CORPUS CHRISTI, Texas – Do you use a dating app? Think twice before sending any revealing photos or videos.
Some crooks take a sinister approach to romance scams by blackmailing their victims. As romance scams become more complex in the digital age, criminals can demand payment to prevent compromising photos or videos of a victim from being distributed online or sent directly to people the victim knows. .
“In April 2021, an Austin resident reported to BBB Scam Tracker that he had been contacted by an individual claiming to be a hacker who had accessed the victim’s webcam without their knowledge,” said Katie Galan of the BBB .
In order to prevent the recorded video from being sent to the victim’s contacts and subsequent social networks, the scammer demanded $ 1,000 via bitcoin transactions within 48 hours, Galan said.
This month, a Waco-area resident reported to BBB Scam Tracker that he was contacted by someone on Facebook who seemed interested in a romantic relationship and made a video call.
After the call ended, the scammer told the victim that the video was recorded and demanded payment through gift cards or mobile banking apps to prevent the video from being shown online.
While these scams generally progress in the same way as the Austin resident’s experience, BBB Scam Tracker recently saw a nationwide increase in reports of the victim voluntarily providing compromising material to the scammer after meeting via a dating app or social networking site – falling straight into their scam or ploy.
Here’s how the scam works:
You meet someone you are interested in on a dating app. The person sends you risky photos of themselves and asks for them in return.
If you send the images or videos, then the scammer will start blackmailing you. Scammers use your phone number or social media profile to look up the names of your friends, family, and even co-workers or supervisor. Then they threaten to send those photos to your contacts.
According to a report, after a compromising video call, a woman started “blackmailing me, [threatening] broadcast the video footage on social media and send it to my friends and family. [Then] a guy took over the blackmail.
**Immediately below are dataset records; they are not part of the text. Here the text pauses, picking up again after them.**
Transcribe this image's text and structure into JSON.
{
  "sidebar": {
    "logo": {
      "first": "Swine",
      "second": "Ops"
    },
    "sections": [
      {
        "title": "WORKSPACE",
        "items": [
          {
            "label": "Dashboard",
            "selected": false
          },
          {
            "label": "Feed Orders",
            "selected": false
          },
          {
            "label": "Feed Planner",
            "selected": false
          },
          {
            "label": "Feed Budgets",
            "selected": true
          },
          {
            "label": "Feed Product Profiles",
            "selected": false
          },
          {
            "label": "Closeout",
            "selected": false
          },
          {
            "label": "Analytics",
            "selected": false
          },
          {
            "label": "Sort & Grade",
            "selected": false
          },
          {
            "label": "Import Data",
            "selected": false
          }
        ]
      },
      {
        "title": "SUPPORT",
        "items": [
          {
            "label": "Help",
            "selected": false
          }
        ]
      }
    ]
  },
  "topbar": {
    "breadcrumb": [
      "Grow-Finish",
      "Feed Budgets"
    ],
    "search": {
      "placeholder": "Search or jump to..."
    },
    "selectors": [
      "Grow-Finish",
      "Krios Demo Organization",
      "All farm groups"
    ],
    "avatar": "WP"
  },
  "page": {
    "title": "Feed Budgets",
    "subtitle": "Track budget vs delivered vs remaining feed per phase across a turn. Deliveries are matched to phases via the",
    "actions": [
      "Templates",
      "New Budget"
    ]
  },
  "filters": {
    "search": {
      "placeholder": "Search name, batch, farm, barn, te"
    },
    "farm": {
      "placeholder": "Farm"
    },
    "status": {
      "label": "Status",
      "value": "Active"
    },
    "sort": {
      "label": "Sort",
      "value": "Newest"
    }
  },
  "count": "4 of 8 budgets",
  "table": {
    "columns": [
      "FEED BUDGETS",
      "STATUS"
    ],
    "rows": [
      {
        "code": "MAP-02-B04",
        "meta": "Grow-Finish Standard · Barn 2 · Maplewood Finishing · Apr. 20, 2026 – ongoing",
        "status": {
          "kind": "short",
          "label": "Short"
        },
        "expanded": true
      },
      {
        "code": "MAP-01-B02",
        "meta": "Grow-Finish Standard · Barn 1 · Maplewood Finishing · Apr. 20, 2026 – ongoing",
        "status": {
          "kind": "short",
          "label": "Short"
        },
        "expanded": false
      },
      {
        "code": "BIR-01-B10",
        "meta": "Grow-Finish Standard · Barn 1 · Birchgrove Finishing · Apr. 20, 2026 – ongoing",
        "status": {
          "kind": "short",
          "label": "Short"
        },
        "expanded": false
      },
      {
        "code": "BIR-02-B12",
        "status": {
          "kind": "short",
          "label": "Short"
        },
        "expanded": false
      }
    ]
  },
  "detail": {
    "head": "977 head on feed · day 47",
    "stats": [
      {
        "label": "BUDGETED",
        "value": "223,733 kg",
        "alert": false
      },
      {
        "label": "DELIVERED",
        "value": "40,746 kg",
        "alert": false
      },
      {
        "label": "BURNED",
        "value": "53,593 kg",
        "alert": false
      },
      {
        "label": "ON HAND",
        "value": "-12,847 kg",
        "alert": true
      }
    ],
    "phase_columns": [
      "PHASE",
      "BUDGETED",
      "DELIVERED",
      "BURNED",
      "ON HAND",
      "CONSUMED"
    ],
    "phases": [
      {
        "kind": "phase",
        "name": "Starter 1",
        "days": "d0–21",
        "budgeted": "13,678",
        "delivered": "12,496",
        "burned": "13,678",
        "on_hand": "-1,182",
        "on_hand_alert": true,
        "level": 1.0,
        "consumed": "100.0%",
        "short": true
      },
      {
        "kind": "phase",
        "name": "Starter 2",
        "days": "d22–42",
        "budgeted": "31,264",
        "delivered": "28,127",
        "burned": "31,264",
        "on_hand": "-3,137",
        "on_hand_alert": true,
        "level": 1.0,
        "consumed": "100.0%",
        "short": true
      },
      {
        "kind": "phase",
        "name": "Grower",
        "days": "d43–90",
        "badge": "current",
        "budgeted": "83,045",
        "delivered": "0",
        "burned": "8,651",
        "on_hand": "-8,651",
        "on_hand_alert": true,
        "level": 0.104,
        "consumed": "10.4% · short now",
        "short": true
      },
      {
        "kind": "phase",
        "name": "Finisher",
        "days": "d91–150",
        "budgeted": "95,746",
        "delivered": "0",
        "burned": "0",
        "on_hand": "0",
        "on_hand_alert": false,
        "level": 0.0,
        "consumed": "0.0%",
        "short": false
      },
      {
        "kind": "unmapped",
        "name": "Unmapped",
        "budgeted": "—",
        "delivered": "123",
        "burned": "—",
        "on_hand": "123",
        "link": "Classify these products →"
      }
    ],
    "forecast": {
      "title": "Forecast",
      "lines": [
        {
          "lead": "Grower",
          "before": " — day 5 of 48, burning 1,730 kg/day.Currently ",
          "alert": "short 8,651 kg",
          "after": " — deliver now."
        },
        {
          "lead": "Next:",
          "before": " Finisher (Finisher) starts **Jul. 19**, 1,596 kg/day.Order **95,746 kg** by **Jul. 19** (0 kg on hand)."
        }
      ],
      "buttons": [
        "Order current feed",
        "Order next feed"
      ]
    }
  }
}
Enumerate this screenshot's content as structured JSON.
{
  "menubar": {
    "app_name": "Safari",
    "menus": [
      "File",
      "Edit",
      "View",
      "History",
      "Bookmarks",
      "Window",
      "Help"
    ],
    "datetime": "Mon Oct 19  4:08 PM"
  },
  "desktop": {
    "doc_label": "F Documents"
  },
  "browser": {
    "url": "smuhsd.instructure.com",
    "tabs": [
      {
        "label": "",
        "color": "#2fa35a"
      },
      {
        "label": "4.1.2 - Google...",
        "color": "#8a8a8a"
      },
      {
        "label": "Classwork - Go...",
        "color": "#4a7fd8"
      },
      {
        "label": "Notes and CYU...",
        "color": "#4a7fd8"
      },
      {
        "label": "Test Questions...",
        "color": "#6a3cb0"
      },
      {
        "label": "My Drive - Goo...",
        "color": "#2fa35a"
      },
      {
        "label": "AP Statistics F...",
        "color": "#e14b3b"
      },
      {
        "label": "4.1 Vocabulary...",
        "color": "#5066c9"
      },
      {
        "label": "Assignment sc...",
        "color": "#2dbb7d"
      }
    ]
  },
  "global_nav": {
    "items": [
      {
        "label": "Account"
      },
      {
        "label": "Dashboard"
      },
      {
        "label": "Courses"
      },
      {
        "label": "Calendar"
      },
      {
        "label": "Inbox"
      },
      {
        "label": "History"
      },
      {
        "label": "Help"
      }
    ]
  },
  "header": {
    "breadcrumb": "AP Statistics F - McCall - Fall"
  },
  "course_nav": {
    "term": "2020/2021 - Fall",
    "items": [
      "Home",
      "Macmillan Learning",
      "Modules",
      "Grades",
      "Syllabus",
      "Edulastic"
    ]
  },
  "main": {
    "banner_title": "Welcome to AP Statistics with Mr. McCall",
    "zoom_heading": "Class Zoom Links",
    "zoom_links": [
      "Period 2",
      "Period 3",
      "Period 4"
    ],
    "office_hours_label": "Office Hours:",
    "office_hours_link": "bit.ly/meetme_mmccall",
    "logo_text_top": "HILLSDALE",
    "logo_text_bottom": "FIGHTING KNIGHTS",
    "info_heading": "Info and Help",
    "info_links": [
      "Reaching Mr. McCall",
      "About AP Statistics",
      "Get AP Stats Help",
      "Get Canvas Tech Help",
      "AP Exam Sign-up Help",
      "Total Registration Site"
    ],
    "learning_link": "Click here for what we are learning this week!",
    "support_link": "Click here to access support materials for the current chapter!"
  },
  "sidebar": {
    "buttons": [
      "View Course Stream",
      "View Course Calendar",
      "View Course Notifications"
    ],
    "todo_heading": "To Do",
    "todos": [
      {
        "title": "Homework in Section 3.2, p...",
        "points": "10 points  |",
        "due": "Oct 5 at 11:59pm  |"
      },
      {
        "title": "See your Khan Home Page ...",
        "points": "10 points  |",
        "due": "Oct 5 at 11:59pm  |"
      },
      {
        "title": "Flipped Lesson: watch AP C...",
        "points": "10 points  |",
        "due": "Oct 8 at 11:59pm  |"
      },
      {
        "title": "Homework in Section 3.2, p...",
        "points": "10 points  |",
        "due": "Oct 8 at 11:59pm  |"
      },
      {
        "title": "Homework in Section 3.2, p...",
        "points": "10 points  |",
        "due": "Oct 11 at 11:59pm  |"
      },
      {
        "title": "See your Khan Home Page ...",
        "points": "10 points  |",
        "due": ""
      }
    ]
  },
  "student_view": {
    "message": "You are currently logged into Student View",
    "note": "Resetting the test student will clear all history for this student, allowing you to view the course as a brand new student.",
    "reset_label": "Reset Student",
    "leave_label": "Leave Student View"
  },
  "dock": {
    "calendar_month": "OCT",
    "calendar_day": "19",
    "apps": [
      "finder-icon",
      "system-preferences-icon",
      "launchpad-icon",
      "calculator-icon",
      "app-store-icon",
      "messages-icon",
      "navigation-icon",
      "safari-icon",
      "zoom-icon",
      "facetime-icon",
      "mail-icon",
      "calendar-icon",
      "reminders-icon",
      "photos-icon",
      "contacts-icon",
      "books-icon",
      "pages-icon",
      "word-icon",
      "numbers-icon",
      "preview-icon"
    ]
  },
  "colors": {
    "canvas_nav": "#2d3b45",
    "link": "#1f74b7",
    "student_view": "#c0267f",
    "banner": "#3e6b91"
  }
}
They were asking for $ 3,000.
According to Galan, “Scammers often request payment by gift card or wire transfer, all methods that cannot be traced to them and prevent you from getting your funds back. If you cooperate, you will lose your money, and there is no guarantee that the crooks will remove the images and videos. In fact, scammers will likely continue to contact you, periodically asking you for more money. “
Galan has advice from the BBB on how to avoid these scams.
“Never share your personal information with someone you just met,” Galan said. “Don’t give out your cell phone number, home address, email address, or even your social media profile to a stranger. Wait until you know and trust someone, preferably when you already have it. met in person. “
Look for your love interest. A telltale sign that you are dealing with a con artist is a stolen profile picture. Perform a reverse image search of the person’s profile photo to make sure it’s not used under a different name or across multiple profiles.
Think before you send photos or videos. Once you send a photo or video, you cannot retrieve it. Remember that even video calls can be recorded and use common sense to protect your reputation.
Don’t pay crooks money. Even if you pay them, you have no guarantee that the crooks won’t use the photos or videos anyway. In addition, your money could finance criminal activities.
If you have any concerns about a scam, product, or business, log on to the BBB website here for more information.